Wayne Giles is professionally trained to recognise a heart attack, yet when he had one himself, he initially thought it was a pulled muscle.

Paramedic Wayne Giles

Paramedic Wayne Giles thought his chest pain was simply a pulled muscle. Photo/Southland Express

St John Paramedic Wayne Giles has seen a lot of heart attacks. Sadly, the first one he witnessed caused his father’s death when Wayne was just 19.

He is now trained to recognise and treat cardiac events, but when the 51-year-old experienced chest pain himself in June 2016, he didn’t think it was heart-related. And that, he says, is the point.

“You know the Heart Foundation ad on TV where people are supposedly having a heart attack but it’s actually the guy in the background quietly having one – that sums up my heart attack, it wasn’t what I expected,” says Wayne.

It wasn’t until he received confirmation via blood tests at the hospital, that the shattering news really hit him hard.

“I was questioning the doctor about my results. She put her papers down, looked me in the eye and said, ‘Look you have had a heart attack, alright’.”

In denial

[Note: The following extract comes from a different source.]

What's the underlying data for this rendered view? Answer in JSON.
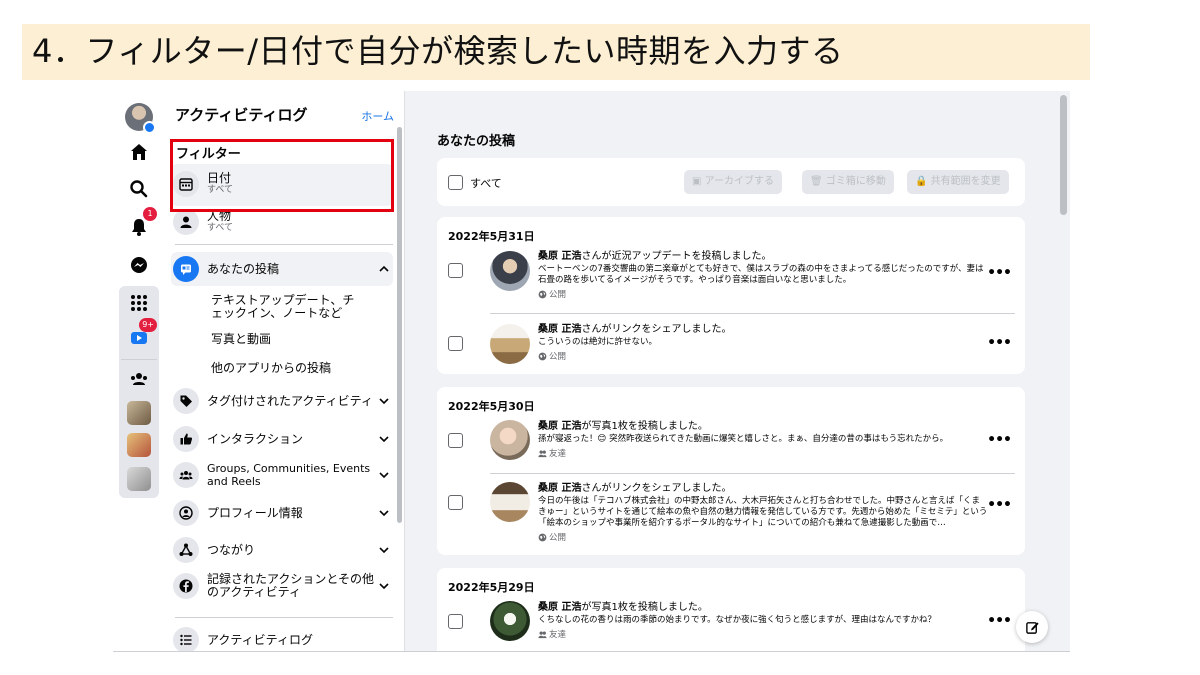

His denial of the potentially life-threatening situation was partly because he works hard to keep fit by mountain biking and eats healthily due to his family history, and partly because of his symptoms.

“I didn’t believe it was a heart attack, there was no sweating, no shortness of breath, no crushing sensation, no feeling of someone sitting on my chest, and initially I didn’t have any pain down my arm.”

When Wayne first noticed a “deep ache like a line across the chest” he put it down to a pulled muscle. Pain relief did not alleviate the pain.

“I became very, very restless then the pain went into my jaw and my arms. That’s when I really knew it was not good.”

His wife Joy drove him to Invercargill’s Kew Hospital where blood tests confirmed the heart attack. A few days later he was transferred to Dunedin Hospital where an angiogram showed a narrowing of the left coronary artery, requiring double bypass surgery.

Emotional roller coaster

Seven months on, Wayne is back at work and back on his bike. But he says the road to recovery has been both a mental and physical challenge for himself, Joy and their two adult sons.

“I think Joy went through the same emotional roller coaster as me without the actual physical surgery. It scared the living daylights out of her.”

He now voluntarily teaches CPR and how to use a portable defibrillator (AED) at the Cardiac Rehab Group he once attended as a patient.

“I say to them, ‘I am here to teach you about this as I was once sitting where you are now, I had a heart attack’. It seems to make a difference having a shared experience.”

Paramedics are always here

While he admits his reluctance to call 111 for his own heart attack is not such a great example, he is sharing his story to highlight the importance of doing so. He wants to remind Kiwis that paramedics can start treatment on the way to hospital which means a higher chance of survival and less damage to the heart.

“We refer to the three steps to life as call 111, CPR and defibrillation. It gives people the best possible chance.

“Anybody, anywhere, anytime if you are having any chest pain at all, or discomfort, or you just feel things aren’t quite right call an ambulance.

“There are paramedics on duty 24 hours a day, we will come any time. We often get people saying they didn’t want to bother anyone late at night. But we are always here.”

Would you know a heart attack warning sign?